A vulnerability in the hugely popular online game Fortnite enjoyed by 80 million people worldwide has been revealed that could compromise the user ‘s account, personal information and credit card details.
Researchers at Check Point Software revealed details of the vulnerabilities which would provide full access to a user’s account and even allow them to listen in on in-game chatter as well as conversations with the victim’s home.
This isn’t the first time the popular game has been targeted by scams. Previous threats put Fortnite’s in-game currency at risk.
In the past, players had also been tricked into logging into fake websites that could also generate V-Buck in-game currency without even handing over any login details.
Check Point Software researchers said the weakness existed in the Fortnite user login process.
Three vulnerabilities were found in Epic Games’ web infrastructure. Researchers were able to recreate the token-based authentication process used with the Single Sign On (SSO) systems including Facebook, Google and Xbox.
To become a victim, all players needed to do was click on a phishing link coming from an Epic Games domain.
If this link is clicked, the user’s Fortnite authentication token could be captured by the attacker without the need for the user to enter login credentials.
Check Point notified Epic Games about the vulnerability which is now been amended.
But users are advised to take care when exchanging information digitally, to be wary when engaging with others online and to check to see whether links are valid before clicking.
To minimise the threat, users are encouraged to establish two factor authentication which requires a security code sent to your email address whenever logging into your account from a new device.
“Fortnite is one of the most popular games played mainly by kids. These flaws provided the ability for a massive invasion of privacy,” said Oded Vanunu, head of products vulnerability research for Check Point.
“Together with the vulnerabilities we recently found in the platforms used by drone manufacturer DJI, show how susceptible cloud applications are to attacks and breaches.

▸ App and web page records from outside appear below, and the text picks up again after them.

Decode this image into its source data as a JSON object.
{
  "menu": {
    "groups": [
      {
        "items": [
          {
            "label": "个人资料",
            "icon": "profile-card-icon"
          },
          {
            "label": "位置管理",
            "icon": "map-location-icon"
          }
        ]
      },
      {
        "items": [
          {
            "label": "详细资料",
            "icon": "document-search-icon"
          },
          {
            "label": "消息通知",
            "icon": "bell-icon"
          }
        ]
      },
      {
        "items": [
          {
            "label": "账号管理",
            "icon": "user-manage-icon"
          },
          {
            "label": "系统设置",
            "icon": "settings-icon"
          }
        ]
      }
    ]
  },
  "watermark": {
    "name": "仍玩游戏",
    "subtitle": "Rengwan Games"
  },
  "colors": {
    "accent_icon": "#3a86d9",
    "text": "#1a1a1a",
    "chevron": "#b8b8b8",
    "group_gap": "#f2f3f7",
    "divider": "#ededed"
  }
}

“These platforms are being increasingly targeted by hackers because of the huge amounts of sensitive customer data they hold. Enforcing two-factor authentication could mitigate this account takeover vulnerability.”